Jejudo, South Korea
I don't want to get into a tit for tat, animal for animal debate (though why not? It might be fun for its own sake.), but hyena females, don't cross suckle their young, hyena males aren't allowed near the nest (at least for this species):
The reason I don't want to get into different animal type of bahaviors is the question isn't that animals exhibit a variety of different behavior (they do), but whether they have the ability to judge the rightness or wrongness of their actions. Pragmatically, of course they can. If it hurts, it's bad, if it's helpful it's good, but can an animal make the choice between a moral sacrifice for the clan and a mistake? Can they intentionally make a moral decision? Where does a moral decision come from?
Dennet says that we can't call it murder for they know not what we do, but should we equate infanticide between human beings and lions? Should we send a lion to jail for this act? The mistake most of us make when it comes to higher mammals is not that what many mammals do is ostensibly similar to many of the things we do (they are), but that we apply the same meaning, the same sense of charity (the benefit of the doubt), and not the sense of responsibility that we also ascribe to other humans.
Dennet said, "Because they know not what they do."
I suspect, "Because we know not what they do."
But we can know what other humans do. It is irrelevant that we get this wrong sometimes, we act on the whole as if this were true. We ascribe intent to anybody who speaks a language and make our decisions accordingly. How do we do this? We translate from their language to our language (language here is generally defined, it's not just words, but the assumption of using a language is a given in order to give this ascription.).
If we were wrong most of the time, we would be dead.
So, Phaedrus, you've correctly read my argument. The introduction of language compels some type of ethical system for any individual who speaks a language, but that individual is not compelled to follow every aspect of that ethical system.
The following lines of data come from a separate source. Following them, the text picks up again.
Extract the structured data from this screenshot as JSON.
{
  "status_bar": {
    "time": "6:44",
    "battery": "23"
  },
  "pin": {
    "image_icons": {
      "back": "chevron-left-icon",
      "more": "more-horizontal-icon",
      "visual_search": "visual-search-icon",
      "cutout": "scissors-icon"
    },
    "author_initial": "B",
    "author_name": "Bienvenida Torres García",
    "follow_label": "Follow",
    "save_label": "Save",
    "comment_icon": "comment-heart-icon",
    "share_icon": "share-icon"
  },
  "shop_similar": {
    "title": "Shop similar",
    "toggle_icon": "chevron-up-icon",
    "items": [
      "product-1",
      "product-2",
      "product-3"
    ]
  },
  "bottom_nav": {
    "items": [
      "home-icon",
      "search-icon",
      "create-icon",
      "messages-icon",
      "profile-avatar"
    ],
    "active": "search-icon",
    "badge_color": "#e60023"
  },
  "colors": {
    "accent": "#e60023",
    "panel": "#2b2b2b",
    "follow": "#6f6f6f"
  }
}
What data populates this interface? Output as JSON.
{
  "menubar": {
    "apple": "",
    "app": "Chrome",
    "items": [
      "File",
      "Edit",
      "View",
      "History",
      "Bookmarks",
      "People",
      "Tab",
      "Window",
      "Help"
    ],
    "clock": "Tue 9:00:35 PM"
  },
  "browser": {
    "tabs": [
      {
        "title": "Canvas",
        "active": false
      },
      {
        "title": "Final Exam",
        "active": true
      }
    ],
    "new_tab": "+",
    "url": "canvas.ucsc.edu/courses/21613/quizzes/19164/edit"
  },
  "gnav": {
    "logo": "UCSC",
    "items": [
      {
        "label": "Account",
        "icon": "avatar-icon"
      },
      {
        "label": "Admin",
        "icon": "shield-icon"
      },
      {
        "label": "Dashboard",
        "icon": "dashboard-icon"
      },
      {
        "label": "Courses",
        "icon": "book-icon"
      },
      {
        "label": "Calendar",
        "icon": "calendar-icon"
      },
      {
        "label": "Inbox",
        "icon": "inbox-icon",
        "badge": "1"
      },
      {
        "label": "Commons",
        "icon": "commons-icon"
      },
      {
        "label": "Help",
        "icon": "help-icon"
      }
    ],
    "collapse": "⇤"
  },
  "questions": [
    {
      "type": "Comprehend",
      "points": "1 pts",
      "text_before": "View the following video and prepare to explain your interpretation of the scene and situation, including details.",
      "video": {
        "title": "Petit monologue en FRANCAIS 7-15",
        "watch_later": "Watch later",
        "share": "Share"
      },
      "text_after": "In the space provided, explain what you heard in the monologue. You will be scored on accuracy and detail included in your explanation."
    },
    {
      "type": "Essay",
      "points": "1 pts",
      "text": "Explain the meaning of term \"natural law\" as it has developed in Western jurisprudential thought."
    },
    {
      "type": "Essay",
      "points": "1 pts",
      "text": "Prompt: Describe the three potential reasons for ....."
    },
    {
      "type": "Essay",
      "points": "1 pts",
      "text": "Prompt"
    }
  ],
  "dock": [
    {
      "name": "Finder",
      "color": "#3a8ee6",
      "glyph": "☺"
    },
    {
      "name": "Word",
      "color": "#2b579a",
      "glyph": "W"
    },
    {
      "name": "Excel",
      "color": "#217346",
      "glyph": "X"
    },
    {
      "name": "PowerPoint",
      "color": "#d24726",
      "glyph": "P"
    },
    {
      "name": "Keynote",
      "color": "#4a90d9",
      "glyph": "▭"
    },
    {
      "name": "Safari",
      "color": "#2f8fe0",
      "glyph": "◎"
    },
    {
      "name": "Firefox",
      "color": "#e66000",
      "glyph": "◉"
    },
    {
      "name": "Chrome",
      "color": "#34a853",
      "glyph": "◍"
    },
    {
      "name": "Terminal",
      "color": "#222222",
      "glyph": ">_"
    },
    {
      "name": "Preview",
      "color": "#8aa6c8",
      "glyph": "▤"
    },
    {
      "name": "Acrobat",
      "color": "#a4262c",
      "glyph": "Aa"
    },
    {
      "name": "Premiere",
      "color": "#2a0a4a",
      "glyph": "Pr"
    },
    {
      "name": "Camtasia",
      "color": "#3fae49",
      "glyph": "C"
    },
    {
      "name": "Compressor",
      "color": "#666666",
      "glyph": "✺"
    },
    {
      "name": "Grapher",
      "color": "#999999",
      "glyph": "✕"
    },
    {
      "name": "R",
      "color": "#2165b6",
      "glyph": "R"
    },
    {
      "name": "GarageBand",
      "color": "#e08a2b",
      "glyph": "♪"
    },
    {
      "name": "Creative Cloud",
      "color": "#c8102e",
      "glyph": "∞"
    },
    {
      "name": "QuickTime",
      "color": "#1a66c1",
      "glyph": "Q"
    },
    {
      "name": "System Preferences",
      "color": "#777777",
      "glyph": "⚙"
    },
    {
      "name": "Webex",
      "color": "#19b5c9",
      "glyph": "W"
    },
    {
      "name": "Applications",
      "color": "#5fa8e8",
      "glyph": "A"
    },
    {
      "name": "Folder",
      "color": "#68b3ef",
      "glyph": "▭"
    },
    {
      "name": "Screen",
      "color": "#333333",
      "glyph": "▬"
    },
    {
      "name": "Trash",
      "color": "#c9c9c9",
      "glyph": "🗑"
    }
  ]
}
The introduction of WMD doesn't change this attitude at all. If an animal were to use a WMD, even by accident, would they have the ability to feel remorse?
One of the arguments that I'm sure you get all the time is the problem of evil, how can God allow for evil? But that's easy to explain for a non-believer if we define evil in terms of bad things happening (We just say it results from indifference in Nature and/or the indifference to other people rather than evil.). The question is reversed for the non-believer then. How do we account for genuine moral belief and action? If we fall back on evolution (that's just the way genes work), I think we're dodging the question (We're trading one cure-all answer -- that's the way God set things us -- with another -- that's the way evolution works).
However, if we see or try to see what actually happens when two or more humans communicate, the necessary assumptions that we use to communicate to other humans (and then partially project on to animals and even things), we can see, I think, a basis for an ethical system beyond Nature and evolution.
And one that's thoroughly down to earth even if I'm probably not smart enough to get enough complexity into it that any useful theory might need.